Content starts

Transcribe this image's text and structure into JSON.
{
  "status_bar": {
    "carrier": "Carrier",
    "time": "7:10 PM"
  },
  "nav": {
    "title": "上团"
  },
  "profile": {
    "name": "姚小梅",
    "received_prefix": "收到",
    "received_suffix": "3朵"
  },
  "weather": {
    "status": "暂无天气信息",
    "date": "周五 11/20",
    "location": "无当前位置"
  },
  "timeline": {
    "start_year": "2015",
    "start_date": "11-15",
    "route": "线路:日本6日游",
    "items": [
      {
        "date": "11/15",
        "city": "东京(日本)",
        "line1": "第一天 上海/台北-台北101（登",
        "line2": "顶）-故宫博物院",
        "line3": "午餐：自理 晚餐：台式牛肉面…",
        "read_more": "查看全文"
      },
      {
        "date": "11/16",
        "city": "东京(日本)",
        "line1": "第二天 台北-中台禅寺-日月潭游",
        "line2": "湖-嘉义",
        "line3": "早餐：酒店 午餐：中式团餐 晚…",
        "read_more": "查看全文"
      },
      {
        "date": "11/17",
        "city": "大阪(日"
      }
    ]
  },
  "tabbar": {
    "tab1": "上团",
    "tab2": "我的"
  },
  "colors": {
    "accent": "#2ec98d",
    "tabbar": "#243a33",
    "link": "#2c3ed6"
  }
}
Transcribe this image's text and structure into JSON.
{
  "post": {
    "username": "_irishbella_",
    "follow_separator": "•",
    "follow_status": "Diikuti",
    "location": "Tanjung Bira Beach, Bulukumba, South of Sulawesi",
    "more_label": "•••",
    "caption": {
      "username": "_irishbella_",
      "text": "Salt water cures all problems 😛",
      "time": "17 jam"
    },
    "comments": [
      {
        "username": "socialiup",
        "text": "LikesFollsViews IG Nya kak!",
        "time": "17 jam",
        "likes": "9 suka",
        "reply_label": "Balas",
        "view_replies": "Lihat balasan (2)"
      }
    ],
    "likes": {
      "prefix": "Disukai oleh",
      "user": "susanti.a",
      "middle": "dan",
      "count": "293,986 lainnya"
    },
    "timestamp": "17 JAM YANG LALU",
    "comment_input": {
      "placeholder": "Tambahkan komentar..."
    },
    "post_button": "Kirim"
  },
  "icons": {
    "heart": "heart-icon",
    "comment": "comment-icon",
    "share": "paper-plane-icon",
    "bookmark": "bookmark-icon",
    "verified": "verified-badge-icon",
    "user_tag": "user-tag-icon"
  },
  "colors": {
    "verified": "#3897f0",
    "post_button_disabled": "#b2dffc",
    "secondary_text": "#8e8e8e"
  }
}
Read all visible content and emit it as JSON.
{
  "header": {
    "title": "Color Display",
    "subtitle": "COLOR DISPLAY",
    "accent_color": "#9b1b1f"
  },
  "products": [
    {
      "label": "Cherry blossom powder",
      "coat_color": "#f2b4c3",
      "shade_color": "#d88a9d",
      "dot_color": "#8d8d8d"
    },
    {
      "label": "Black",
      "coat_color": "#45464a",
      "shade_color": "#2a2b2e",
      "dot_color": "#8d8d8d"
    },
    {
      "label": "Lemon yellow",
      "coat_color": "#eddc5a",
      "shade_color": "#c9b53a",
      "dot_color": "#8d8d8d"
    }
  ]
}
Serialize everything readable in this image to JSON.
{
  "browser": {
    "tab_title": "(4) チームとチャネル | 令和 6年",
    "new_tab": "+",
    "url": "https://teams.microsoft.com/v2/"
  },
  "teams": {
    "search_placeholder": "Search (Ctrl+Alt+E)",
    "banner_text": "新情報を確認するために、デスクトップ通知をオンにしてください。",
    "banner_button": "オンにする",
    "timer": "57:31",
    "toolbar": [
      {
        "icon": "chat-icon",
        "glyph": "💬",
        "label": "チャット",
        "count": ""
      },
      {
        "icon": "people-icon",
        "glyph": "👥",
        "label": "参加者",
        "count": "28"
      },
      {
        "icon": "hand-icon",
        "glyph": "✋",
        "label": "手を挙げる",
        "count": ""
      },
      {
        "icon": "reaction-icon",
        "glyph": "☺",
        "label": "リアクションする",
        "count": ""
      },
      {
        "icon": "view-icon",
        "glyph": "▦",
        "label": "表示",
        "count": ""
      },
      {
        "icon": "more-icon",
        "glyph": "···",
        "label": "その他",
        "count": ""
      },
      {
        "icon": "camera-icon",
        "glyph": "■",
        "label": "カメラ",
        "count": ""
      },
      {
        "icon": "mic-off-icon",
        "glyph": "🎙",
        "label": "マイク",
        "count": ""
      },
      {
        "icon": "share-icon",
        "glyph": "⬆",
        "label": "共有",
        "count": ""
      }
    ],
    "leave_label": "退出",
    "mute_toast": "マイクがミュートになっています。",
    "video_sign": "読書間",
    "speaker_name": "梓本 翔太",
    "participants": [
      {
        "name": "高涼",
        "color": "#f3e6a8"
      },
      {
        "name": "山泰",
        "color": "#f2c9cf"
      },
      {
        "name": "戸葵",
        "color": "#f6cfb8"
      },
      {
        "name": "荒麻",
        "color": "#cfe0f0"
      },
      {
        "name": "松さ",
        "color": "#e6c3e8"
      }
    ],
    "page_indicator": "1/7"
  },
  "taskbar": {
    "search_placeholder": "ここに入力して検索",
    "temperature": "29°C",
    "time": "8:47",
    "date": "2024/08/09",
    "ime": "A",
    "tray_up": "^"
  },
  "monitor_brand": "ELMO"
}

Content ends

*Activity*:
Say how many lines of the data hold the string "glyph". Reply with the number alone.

*Solution to this problem*:
9